As a sales and leadership expert, I often find that leaders and managers are focused on the symptoms, not the underlying condition. They obsess over common workplace problems, but underneath those problems is the issue of a lack of motivation.
I recently was at a client business working with the production manager, and he asked me how I would recommend getting people off their cell phones. The production manager was concerned that workers were spending time on their cell phones but work was being delivered late. This manager said that whenever he brought up the issue with his workers, they responded by saying everyone else was taking breaks. It was clear that the cell phone issue was really plaguing this production manager. After I’d heard enough, I said, “The problem isn’t cell phones. The problems is you. You’re not having effective conversations with your workers.”
I then proceeded to engage him in a role play about the issue. I pretended the production manager was the man with the cell phone and said, “Hey, how are things going today?” The manager played along and said, “Good, I’m at this point in the process.” I said,“ That’s good, but you really need to be thirty minutes ahead of that. What can we do to get you there?” After he made his suggestions, I said, “Remember how you wanted to become a master welder in a year and a half? Well to be a master welder means you have to come in on time on these jobs on a consistent basis. My job is to help you become a master welder, so what can we do to make up these thirty minutes?”

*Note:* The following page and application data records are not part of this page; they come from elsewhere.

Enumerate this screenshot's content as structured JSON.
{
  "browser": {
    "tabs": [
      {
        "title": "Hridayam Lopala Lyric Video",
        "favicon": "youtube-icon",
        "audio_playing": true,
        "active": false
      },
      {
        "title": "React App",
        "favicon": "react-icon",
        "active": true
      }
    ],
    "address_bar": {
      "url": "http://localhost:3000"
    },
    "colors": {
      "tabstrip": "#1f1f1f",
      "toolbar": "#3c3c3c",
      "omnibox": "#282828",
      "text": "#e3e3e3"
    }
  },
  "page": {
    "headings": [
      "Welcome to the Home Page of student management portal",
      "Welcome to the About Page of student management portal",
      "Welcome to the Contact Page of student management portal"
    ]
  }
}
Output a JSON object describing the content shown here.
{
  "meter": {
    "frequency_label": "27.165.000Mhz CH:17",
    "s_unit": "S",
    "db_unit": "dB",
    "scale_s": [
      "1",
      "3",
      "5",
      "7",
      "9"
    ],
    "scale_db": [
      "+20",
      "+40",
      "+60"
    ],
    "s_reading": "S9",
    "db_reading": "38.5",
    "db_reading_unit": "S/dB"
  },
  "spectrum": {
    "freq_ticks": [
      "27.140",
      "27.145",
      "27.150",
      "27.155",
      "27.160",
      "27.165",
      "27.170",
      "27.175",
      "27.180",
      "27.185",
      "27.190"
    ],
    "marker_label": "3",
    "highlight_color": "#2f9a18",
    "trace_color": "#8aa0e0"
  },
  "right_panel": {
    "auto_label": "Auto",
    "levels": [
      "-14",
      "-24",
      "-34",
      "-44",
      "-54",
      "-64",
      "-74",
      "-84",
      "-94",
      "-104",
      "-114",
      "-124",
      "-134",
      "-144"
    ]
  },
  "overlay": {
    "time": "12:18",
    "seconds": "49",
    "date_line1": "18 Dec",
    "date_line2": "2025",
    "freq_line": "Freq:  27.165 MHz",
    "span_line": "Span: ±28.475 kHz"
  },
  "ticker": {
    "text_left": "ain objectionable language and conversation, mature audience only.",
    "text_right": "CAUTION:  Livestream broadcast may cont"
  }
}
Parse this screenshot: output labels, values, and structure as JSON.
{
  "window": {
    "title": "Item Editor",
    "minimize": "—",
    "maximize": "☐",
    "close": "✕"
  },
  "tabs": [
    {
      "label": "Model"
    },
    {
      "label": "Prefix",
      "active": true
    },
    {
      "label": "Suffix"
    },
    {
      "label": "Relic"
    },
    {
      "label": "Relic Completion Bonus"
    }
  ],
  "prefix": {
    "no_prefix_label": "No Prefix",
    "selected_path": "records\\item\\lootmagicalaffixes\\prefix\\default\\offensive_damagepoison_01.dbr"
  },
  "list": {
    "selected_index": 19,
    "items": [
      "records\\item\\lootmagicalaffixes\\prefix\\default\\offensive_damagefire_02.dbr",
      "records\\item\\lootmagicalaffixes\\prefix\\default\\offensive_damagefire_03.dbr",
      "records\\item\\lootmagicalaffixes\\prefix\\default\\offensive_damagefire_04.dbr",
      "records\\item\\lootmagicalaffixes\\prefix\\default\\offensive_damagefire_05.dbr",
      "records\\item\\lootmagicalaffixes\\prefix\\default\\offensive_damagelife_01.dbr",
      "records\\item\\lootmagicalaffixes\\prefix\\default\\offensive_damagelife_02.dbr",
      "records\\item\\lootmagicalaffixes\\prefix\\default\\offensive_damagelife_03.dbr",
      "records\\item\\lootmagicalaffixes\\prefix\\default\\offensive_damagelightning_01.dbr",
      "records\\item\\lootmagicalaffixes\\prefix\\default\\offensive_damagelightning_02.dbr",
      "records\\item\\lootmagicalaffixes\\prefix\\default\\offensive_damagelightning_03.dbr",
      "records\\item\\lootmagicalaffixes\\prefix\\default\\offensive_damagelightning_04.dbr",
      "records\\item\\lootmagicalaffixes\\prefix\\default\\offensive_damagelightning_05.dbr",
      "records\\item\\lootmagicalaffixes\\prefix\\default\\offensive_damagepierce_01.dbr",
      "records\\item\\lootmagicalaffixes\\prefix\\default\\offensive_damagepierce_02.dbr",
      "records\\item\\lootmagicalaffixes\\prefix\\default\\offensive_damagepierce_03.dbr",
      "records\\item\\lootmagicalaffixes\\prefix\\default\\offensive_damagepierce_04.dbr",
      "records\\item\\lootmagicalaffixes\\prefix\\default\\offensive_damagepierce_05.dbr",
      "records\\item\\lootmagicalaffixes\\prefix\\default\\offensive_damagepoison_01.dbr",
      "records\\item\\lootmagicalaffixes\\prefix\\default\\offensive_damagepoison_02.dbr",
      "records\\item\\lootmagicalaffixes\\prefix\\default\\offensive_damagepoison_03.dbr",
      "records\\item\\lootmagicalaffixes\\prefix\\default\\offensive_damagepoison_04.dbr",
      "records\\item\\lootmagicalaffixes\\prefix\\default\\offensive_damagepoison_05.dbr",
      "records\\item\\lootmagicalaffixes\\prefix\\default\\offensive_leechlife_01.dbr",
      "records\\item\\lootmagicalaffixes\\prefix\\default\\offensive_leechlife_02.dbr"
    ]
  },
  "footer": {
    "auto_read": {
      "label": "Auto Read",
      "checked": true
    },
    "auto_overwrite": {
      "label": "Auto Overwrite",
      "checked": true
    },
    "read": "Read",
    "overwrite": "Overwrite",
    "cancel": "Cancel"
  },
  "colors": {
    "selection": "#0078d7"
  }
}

When we stopped role-playing and dissected the discussion, the production manager realized that the conversation had been engaging because it wasn’t about criticism but about problem solving. He also noted that the cell phone issue wasn’t even discussed. Most important, in the role play, the manager conveyed to his worker that he was interested in helping him achieve his goals.
Is cell phone use a problem plaguing your workplace? What issues get under your skin and what do you wish you could fix? These are usually symptoms of a serious condition—lack of motivation. Address the underlying condition and the symptoms will go away on their own.
What can you do as a leader to get your workers motivated and create the environment where they don’t want to be on the phone but want to do whatever it takes to succeed? As a leader, you do have control over your employees and the way they use their time, but you exercise that control in the way you communicate. Don’t blame your workers the next time you see them on a cell phone. Instead, ask yourself how you can create the right environment for them to succeed.
Do you need help with that? If so, call me.